Maroon, who opted to give up both money and term so he could sign with his home-town Blues, could easily have gotten both elsewhere. Maroon, who made $2MM last year, has scored 44 goals in the past two years, making the 6-foot-3 physical forward an excellent, inexpensive addition. However, the St. Louis Post-Dispatch’s Jeff Gordon writes don’t be surprised if Maroon gets an extension before the 2018-19 season ends. It’s likely the team will give him that deserved money and term when the team’s salary cap situation improves next season.
A lot of that will depend on how Maroon plays next season. The 30-year-old will likely find himself on the team’s third line, which could prove challenging to put up big numbers in. However, with his experience and ability to play along with top-line talent like he did alongside Connor McDavid in Edmonton, Maroon could easily find himself in a top-six role if injuries develop or lines don’t produce like the team hopes.
- In a mailbag segment, the Tennessean’s Adam Vingan writes that he wonders whether the Nashville Predators insistence on not including no-movement clauses is what’s hurting the team from signing top free agents to their team. In fact, the scribe wonders whether the team can keep that policy up when it comes to re-signing defenseman Ryan Ellis. The problem with refusing to include no-movement clauses into contracts is that players will often take less money to stay with the Predators due to the lack of a state tax in Tennessee. However, the issue that many players have is that if the team trades them and the player then doesn’t receive the tax benefits. Only goaltender Pekka Rinne has a no-movement clause.

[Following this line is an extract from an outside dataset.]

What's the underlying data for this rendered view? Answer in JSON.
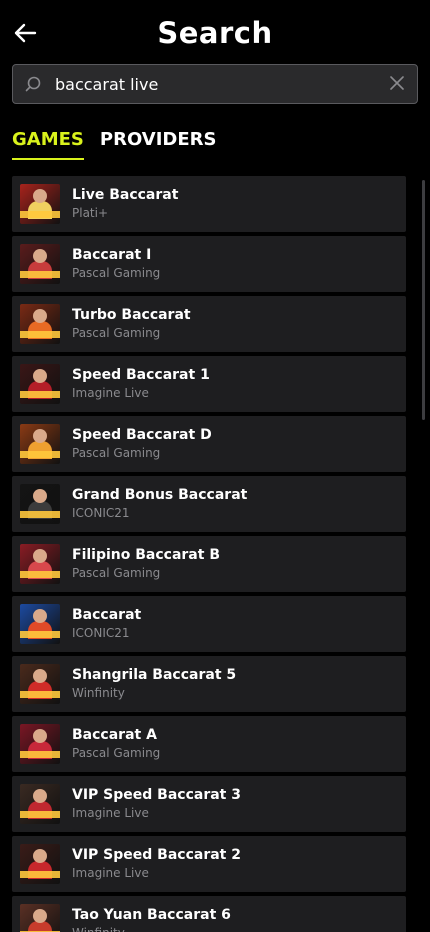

- Mark Lazerus of The Chicago Sun-Times writes that despite the team lack of success when bringing back former Stanley Cup Champions to their lineup, the acquisition of Marcus Kruger is a minimal risk. The veteran forward, who was acquired in the Marian Hossa deal with the Arizona Coyotes, is in the last year of a three-year, $9.25MM deal in which he will only cost them $2.775MM against the cap. The forward struggled in Carolina last year, posting just six points in 48 games and played some time in the AHL as well. However, it turns out he played most of the season with a sports hernia injury. At just 28 years of age, the team should be thrilled if they can get some quality minutes out of him on the team’s fourth line.